Component data from apps and pages:
^^^^^^^^

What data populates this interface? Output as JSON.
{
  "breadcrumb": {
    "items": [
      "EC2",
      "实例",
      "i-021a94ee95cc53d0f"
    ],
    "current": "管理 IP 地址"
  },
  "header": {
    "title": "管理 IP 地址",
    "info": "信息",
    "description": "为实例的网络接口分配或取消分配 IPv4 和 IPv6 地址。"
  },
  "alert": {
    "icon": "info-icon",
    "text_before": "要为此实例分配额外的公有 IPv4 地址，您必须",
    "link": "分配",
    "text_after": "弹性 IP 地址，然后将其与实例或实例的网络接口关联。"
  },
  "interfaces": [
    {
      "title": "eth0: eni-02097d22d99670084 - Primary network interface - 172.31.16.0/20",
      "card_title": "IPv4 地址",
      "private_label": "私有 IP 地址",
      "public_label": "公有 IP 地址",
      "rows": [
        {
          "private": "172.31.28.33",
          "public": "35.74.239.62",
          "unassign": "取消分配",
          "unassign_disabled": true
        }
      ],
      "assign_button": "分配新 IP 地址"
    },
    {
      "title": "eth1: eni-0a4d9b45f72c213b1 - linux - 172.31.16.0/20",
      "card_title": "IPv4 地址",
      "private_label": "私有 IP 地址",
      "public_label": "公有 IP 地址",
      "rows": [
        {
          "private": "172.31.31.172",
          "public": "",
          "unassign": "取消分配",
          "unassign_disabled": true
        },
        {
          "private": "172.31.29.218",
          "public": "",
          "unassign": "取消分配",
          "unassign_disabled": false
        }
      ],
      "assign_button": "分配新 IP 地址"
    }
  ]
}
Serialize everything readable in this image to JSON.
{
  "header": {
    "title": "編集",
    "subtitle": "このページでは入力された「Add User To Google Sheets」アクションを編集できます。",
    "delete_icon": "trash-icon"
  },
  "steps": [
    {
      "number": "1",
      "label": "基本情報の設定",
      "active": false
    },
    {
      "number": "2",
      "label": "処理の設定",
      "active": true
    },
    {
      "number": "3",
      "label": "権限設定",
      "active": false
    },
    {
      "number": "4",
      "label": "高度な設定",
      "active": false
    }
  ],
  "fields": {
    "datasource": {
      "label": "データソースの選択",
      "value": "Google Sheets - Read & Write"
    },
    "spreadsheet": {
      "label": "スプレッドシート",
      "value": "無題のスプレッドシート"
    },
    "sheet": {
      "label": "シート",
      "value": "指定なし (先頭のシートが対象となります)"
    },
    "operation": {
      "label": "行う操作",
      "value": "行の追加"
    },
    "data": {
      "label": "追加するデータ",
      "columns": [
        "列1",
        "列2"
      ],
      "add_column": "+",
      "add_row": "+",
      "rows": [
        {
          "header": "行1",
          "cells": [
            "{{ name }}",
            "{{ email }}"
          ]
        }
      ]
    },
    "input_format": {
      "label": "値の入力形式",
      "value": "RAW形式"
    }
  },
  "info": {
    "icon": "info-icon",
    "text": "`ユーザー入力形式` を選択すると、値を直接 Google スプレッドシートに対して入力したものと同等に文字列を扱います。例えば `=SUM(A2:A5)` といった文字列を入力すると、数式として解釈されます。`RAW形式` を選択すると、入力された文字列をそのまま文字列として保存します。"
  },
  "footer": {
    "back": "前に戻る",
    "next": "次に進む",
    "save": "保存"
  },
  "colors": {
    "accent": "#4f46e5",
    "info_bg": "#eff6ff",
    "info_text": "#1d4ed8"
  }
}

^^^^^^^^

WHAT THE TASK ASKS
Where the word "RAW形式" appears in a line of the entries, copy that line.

TASK OUTPUT
      "value": "RAW形式"
    "text": "`ユーザー入力形式` を選択すると、値を直接 Google スプレッドシートに対して入力したものと同等に文字列を扱います。例えば `=SUM(A2:A5)` といった文字列を入力すると、数式として解釈されます。`RAW形式` を選択すると、入力された文字列をそのまま文字列として保存します。"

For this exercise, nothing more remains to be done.